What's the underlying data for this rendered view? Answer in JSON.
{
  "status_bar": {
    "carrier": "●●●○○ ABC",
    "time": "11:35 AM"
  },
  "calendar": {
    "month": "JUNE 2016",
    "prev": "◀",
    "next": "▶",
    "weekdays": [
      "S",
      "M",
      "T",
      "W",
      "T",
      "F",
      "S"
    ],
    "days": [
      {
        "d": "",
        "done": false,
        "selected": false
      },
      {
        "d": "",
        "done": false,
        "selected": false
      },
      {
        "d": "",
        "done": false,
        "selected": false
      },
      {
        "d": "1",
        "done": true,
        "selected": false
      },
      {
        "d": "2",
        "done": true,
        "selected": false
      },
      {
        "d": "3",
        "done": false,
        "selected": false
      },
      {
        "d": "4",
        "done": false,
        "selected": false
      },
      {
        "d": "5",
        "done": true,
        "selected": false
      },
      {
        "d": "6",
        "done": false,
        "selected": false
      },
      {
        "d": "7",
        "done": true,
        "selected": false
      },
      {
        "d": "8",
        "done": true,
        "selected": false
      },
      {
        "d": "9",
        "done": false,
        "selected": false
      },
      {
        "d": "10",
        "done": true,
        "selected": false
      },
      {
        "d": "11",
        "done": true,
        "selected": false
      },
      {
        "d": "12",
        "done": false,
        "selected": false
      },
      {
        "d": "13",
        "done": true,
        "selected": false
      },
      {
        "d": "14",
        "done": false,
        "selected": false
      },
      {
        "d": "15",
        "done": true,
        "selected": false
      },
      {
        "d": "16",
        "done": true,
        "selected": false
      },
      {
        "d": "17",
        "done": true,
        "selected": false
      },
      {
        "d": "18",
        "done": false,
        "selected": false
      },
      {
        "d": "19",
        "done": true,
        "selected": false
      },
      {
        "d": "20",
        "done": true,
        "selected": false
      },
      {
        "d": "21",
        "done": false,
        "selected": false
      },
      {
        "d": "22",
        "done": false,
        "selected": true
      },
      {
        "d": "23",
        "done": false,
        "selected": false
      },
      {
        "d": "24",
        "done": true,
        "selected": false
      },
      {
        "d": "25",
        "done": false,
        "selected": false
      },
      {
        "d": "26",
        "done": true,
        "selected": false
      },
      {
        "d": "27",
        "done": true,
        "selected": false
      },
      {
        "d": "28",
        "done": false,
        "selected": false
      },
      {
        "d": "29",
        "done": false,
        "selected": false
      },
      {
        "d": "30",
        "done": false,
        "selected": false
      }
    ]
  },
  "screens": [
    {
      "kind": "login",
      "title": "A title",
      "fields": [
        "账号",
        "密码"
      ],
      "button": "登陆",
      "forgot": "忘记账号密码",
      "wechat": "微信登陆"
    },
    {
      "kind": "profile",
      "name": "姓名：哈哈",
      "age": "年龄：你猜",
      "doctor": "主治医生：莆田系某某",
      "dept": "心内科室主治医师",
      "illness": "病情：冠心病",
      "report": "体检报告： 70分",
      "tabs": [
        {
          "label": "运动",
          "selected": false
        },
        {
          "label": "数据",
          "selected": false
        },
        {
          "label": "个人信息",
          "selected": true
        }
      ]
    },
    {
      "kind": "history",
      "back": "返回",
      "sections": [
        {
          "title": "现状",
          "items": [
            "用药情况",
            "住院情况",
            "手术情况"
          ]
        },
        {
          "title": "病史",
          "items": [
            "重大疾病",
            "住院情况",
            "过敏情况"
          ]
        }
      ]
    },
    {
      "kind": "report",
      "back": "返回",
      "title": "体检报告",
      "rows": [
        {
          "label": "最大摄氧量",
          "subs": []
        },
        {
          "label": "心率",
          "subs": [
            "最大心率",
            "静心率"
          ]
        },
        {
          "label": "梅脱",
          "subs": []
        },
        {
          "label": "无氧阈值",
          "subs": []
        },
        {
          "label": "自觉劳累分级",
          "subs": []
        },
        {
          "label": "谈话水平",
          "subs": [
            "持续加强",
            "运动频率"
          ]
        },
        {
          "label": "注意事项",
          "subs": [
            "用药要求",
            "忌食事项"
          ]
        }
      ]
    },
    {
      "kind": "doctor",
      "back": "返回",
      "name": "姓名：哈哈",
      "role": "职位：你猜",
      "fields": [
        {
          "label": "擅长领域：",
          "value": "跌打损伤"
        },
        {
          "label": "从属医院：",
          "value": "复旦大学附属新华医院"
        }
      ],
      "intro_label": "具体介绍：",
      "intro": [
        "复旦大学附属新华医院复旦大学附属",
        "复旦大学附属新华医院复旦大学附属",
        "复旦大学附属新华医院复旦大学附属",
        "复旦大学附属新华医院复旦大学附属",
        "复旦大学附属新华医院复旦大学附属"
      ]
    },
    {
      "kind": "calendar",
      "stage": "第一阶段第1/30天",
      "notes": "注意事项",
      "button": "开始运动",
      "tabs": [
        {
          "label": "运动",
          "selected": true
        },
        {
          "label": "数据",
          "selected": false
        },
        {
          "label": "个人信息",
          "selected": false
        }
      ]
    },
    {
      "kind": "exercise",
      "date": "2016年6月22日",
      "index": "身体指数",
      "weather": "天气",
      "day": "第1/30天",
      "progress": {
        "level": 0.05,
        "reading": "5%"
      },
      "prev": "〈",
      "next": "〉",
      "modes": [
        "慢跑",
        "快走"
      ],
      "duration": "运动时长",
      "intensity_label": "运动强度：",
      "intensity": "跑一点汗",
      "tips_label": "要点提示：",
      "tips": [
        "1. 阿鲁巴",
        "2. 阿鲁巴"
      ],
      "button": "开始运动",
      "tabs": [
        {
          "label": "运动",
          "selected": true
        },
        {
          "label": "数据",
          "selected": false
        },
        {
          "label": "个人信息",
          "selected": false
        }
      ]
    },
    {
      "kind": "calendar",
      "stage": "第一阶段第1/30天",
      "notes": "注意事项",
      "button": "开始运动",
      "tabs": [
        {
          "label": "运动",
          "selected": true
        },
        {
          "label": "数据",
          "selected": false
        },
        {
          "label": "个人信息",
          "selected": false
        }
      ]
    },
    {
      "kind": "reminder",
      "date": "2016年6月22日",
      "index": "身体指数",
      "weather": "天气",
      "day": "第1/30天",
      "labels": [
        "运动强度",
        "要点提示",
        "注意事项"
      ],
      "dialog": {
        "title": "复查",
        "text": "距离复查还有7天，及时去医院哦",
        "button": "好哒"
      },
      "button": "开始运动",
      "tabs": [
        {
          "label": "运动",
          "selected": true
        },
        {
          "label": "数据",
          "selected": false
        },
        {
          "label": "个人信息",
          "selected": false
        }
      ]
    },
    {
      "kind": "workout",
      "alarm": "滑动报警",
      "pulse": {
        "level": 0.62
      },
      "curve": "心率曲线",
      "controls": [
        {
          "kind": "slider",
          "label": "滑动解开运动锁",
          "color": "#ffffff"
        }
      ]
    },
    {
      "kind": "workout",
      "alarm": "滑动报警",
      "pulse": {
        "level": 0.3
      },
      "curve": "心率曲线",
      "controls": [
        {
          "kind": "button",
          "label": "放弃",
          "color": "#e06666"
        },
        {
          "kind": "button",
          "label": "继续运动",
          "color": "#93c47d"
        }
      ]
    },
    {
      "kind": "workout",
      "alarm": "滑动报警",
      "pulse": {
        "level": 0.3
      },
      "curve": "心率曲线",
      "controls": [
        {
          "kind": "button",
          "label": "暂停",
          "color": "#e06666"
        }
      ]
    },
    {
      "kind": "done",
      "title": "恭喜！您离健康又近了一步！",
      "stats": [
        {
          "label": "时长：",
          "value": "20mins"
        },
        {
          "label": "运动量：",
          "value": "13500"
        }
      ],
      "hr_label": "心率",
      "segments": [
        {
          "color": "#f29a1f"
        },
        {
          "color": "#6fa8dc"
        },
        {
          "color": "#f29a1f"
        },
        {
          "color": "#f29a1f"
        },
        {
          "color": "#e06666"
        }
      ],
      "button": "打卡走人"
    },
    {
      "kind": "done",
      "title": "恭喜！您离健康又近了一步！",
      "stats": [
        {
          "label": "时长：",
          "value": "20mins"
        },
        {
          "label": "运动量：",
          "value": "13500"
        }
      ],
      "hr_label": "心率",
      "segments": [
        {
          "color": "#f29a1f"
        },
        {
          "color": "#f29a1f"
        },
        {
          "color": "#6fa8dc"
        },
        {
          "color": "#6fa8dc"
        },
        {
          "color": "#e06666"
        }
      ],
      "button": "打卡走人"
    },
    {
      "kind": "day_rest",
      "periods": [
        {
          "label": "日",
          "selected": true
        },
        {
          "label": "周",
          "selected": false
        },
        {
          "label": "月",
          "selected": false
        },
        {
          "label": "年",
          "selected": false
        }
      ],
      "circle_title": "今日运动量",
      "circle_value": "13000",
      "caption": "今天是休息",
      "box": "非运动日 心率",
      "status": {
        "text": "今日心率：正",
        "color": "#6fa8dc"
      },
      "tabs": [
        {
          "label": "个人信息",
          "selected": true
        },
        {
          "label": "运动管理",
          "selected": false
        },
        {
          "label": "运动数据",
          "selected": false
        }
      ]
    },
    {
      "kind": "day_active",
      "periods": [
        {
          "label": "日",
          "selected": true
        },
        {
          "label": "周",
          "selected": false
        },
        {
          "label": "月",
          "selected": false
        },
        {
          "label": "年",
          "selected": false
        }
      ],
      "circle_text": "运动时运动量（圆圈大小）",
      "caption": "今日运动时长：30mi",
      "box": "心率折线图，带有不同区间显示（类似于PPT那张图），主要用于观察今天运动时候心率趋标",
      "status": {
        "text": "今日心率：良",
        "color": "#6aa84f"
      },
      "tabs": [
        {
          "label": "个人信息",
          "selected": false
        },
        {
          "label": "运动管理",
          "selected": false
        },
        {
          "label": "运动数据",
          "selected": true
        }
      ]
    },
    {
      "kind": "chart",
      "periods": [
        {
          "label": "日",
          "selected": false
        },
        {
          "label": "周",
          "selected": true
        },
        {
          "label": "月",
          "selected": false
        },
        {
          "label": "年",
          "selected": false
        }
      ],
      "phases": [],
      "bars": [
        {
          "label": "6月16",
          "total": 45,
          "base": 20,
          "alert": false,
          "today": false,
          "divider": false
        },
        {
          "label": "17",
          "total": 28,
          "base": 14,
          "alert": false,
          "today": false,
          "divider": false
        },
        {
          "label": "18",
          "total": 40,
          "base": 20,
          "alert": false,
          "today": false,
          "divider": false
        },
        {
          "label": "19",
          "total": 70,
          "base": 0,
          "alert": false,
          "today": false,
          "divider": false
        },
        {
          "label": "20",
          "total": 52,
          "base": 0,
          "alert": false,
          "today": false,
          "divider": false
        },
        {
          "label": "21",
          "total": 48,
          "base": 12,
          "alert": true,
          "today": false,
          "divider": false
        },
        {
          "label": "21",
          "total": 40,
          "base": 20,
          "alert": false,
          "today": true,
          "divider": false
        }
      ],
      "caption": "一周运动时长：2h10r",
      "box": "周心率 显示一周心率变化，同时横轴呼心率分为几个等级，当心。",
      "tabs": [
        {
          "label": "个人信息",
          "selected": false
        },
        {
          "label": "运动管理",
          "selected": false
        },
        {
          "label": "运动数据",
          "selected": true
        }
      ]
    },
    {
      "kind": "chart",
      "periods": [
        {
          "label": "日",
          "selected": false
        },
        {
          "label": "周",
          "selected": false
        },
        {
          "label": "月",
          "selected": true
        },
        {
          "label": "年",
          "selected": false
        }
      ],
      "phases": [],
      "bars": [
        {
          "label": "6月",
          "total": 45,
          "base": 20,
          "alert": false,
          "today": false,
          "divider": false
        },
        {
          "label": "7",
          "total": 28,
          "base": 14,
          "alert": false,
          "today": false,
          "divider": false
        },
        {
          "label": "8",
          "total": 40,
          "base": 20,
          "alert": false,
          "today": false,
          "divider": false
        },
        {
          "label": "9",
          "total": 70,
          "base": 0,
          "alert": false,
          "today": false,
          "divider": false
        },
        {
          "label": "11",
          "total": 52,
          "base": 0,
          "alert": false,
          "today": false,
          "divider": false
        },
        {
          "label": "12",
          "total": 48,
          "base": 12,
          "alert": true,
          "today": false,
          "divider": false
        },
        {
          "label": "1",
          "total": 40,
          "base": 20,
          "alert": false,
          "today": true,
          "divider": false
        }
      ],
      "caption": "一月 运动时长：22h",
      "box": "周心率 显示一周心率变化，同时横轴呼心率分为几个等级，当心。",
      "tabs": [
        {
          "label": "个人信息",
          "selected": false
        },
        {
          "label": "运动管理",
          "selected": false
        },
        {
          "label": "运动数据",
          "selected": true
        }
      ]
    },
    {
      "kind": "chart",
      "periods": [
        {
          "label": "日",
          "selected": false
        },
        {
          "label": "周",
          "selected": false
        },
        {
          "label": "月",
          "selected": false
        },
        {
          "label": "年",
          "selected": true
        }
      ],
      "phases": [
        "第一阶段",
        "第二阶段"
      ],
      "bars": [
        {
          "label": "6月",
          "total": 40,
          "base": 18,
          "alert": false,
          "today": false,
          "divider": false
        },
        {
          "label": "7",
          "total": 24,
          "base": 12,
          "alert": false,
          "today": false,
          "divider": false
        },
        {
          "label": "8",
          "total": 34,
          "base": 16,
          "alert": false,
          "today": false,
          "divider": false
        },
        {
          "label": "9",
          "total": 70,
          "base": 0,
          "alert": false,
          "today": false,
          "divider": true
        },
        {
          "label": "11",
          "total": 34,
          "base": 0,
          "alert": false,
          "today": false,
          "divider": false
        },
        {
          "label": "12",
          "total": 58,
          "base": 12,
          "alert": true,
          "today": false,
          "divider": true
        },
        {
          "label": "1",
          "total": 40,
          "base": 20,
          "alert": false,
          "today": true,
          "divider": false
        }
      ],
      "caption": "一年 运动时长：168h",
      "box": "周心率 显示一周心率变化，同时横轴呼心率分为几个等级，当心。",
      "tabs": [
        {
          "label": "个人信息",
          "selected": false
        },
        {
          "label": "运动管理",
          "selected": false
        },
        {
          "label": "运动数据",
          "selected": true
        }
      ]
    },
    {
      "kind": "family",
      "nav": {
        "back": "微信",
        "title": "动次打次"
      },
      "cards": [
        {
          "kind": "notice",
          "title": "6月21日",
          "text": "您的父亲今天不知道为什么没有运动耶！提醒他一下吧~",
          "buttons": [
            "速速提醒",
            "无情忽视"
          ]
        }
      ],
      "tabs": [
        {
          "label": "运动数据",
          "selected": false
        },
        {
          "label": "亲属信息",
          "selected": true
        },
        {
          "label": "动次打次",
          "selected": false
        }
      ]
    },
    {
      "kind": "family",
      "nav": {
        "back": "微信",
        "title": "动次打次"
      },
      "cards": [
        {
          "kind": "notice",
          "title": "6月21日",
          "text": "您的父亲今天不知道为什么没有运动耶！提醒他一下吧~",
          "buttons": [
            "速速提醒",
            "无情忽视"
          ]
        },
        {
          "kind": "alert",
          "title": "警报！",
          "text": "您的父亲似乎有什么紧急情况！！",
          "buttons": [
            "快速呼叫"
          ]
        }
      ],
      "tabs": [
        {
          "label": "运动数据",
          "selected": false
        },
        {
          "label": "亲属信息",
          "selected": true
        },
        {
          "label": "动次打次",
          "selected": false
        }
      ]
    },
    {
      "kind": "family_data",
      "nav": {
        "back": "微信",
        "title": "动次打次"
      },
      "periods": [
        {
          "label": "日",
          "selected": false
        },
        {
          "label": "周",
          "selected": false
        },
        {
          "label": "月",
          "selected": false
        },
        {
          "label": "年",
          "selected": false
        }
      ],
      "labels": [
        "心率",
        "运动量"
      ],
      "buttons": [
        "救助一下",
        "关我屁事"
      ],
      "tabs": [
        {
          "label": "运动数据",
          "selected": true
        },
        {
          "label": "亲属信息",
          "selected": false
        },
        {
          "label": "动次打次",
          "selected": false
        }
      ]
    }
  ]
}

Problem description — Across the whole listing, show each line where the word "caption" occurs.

Reply —
      "caption": "今天是休息",
      "caption": "今日运动时长：30mi",
      "caption": "一周运动时长：2h10r",
      "caption": "一月 运动时长：22h",
      "caption": "一年 运动时长：168h",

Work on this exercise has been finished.